## EXERCISE PROMPT
What you return must match the records exactly, with every line included.

## DATASET EXTRACT
···
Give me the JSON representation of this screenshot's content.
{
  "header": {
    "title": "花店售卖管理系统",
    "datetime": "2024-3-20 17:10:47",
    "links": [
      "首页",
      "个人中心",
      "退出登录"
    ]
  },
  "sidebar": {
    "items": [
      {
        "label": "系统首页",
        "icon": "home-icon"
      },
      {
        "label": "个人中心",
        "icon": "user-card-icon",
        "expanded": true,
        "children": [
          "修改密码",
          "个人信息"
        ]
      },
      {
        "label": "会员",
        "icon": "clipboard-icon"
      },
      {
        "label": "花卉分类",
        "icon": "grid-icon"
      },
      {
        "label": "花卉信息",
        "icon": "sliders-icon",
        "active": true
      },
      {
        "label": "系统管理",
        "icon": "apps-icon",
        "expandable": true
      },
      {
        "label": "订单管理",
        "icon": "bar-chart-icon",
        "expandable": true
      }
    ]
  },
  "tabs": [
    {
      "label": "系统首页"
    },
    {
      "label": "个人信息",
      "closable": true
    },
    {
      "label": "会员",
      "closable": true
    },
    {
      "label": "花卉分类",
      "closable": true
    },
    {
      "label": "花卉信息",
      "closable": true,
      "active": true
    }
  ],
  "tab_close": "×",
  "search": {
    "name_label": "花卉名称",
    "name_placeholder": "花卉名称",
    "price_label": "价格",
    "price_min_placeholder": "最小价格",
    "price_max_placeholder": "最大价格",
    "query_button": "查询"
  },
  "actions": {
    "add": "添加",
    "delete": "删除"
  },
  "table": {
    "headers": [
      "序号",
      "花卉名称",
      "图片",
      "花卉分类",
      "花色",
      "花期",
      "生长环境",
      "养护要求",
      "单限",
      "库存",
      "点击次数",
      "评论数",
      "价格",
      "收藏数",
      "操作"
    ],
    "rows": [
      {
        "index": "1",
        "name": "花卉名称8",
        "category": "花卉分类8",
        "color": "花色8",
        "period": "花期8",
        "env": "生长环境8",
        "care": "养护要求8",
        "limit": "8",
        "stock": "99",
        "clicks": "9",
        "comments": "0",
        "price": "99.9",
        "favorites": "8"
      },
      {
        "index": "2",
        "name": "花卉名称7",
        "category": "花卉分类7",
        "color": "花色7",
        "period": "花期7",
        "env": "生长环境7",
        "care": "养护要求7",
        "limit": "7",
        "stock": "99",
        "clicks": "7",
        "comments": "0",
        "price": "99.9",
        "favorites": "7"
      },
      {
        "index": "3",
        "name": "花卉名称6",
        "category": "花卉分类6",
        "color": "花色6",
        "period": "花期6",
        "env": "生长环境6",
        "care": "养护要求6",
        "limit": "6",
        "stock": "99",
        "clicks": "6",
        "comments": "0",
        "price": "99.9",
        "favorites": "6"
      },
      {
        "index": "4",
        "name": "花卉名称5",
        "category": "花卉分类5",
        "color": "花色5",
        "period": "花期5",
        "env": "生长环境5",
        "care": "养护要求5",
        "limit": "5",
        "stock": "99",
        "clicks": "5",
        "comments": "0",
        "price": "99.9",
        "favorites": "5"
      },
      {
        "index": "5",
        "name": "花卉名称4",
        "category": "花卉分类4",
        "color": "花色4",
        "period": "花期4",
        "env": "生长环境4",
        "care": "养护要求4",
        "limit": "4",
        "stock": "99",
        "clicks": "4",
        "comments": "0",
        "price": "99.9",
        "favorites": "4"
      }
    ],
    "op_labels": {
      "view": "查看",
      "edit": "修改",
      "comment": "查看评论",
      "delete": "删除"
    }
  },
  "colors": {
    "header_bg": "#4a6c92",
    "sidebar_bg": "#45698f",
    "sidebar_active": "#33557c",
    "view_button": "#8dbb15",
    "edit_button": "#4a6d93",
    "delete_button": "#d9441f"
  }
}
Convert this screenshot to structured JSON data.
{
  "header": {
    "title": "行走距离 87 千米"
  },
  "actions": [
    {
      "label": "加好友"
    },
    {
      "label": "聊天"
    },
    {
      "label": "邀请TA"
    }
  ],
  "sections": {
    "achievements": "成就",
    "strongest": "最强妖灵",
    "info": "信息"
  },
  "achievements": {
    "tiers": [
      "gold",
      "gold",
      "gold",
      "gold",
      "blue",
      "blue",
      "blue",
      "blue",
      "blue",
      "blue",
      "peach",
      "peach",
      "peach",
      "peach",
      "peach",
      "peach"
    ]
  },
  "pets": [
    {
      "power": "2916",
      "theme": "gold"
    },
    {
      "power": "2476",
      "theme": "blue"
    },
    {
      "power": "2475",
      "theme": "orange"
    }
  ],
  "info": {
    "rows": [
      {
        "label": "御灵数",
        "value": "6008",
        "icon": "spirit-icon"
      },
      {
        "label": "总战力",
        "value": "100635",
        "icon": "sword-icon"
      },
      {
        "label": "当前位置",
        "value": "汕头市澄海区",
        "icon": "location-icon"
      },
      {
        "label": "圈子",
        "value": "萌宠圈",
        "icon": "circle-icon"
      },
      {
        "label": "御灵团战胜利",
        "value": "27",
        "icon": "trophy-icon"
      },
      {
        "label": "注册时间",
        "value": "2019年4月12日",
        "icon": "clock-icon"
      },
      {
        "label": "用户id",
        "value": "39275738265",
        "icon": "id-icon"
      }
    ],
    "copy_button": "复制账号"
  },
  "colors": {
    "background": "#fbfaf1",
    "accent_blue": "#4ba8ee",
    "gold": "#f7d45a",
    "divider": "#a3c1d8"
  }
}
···
## WRITTEN ANSWER
Give me the JSON representation of this screenshot's content.
{
  "header": {
    "title": "花店售卖管理系统",
    "datetime": "2024-3-20 17:10:47",
    "links": [
      "首页",
      "个人中心",
      "退出登录"
    ]
  },
  "sidebar": {
    "items": [
      {
        "label": "系统首页",
        "icon": "home-icon"
      },
      {
        "label": "个人中心",
        "icon": "user-card-icon",
        "expanded": true,
        "children": [
          "修改密码",
          "个人信息"
        ]
      },
      {
        "label": "会员",
        "icon": "clipboard-icon"
      },
      {
        "label": "花卉分类",
        "icon": "grid-icon"
      },
      {
        "label": "花卉信息",
        "icon": "sliders-icon",
        "active": true
      },
      {
        "label": "系统管理",
        "icon": "apps-icon",
        "expandable": true
      },
      {
        "label": "订单管理",
        "icon": "bar-chart-icon",
        "expandable": true
      }
    ]
  },
  "tabs": [
    {
      "label": "系统首页"
    },
    {
      "label": "个人信息",
      "closable": true
    },
    {
      "label": "会员",
      "closable": true
    },
    {
      "label": "花卉分类",
      "closable": true
    },
    {
      "label": "花卉信息",
      "closable": true,
      "active": true
    }
  ],
  "tab_close": "×",
  "search": {
    "name_label": "花卉名称",
    "name_placeholder": "花卉名称",
    "price_label": "价格",
    "price_min_placeholder": "最小价格",
    "price_max_placeholder": "最大价格",
    "query_button": "查询"
  },
  "actions": {
    "add": "添加",
    "delete": "删除"
  },
  "table": {
    "headers": [
      "序号",
      "花卉名称",
      "图片",
      "花卉分类",
      "花色",
      "花期",
      "生长环境",
      "养护要求",
      "单限",
      "库存",
      "点击次数",
      "评论数",
      "价格",
      "收藏数",
      "操作"
    ],
    "rows": [
      {
        "index": "1",
        "name": "花卉名称8",
        "category": "花卉分类8",
        "color": "花色8",
        "period": "花期8",
        "env": "生长环境8",
        "care": "养护要求8",
        "limit": "8",
        "stock": "99",
        "clicks": "9",
        "comments": "0",
        "price": "99.9",
        "favorites": "8"
      },
      {
        "index": "2",
        "name": "花卉名称7",
        "category": "花卉分类7",
        "color": "花色7",
        "period": "花期7",
        "env": "生长环境7",
        "care": "养护要求7",
        "limit": "7",
        "stock": "99",
        "clicks": "7",
        "comments": "0",
        "price": "99.9",
        "favorites": "7"
      },
      {
        "index": "3",
        "name": "花卉名称6",
        "category": "花卉分类6",
        "color": "花色6",
        "period": "花期6",
        "env": "生长环境6",
        "care": "养护要求6",
        "limit": "6",
        "stock": "99",
        "clicks": "6",
        "comments": "0",
        "price": "99.9",
        "favorites": "6"
      },
      {
        "index": "4",
        "name": "花卉名称5",
        "category": "花卉分类5",
        "color": "花色5",
        "period": "花期5",
        "env": "生长环境5",
        "care": "养护要求5",
        "limit": "5",
        "stock": "99",
        "clicks": "5",
        "comments": "0",
        "price": "99.9",
        "favorites": "5"
      },
      {
        "index": "5",
        "name": "花卉名称4",
        "category": "花卉分类4",
        "color": "花色4",
        "period": "花期4",
        "env": "生长环境4",
        "care": "养护要求4",
        "limit": "4",
        "stock": "99",
        "clicks": "4",
        "comments": "0",
        "price": "99.9",
        "favorites": "4"
      }
    ],
    "op_labels": {
      "view": "查看",
      "edit": "修改",
      "comment": "查看评论",
      "delete": "删除"
    }
  },
  "colors": {
    "header_bg": "#4a6c92",
    "sidebar_bg": "#45698f",
    "sidebar_active": "#33557c",
    "view_button": "#8dbb15",
    "edit_button": "#4a6d93",
    "delete_button": "#d9441f"
  }
}
Convert this screenshot to structured JSON data.
{
  "header": {
    "title": "行走距离 87 千米"
  },
  "actions": [
    {
      "label": "加好友"
    },
    {
      "label": "聊天"
    },
    {
      "label": "邀请TA"
    }
  ],
  "sections": {
    "achievements": "成就",
    "strongest": "最强妖灵",
    "info": "信息"
  },
  "achievements": {
    "tiers": [
      "gold",
      "gold",
      "gold",
      "gold",
      "blue",
      "blue",
      "blue",
      "blue",
      "blue",
      "blue",
      "peach",
      "peach",
      "peach",
      "peach",
      "peach",
      "peach"
    ]
  },
  "pets": [
    {
      "power": "2916",
      "theme": "gold"
    },
    {
      "power": "2476",
      "theme": "blue"
    },
    {
      "power": "2475",
      "theme": "orange"
    }
  ],
  "info": {
    "rows": [
      {
        "label": "御灵数",
        "value": "6008",
        "icon": "spirit-icon"
      },
      {
        "label": "总战力",
        "value": "100635",
        "icon": "sword-icon"
      },
      {
        "label": "当前位置",
        "value": "汕头市澄海区",
        "icon": "location-icon"
      },
      {
        "label": "圈子",
        "value": "萌宠圈",
        "icon": "circle-icon"
      },
      {
        "label": "御灵团战胜利",
        "value": "27",
        "icon": "trophy-icon"
      },
      {
        "label": "注册时间",
        "value": "2019年4月12日",
        "icon": "clock-icon"
      },
      {
        "label": "用户id",
        "value": "39275738265",
        "icon": "id-icon"
      }
    ],
    "copy_button": "复制账号"
  },
  "colors": {
    "background": "#fbfaf1",
    "accent_blue": "#4ba8ee",
    "gold": "#f7d45a",
    "divider": "#a3c1d8"
  }
}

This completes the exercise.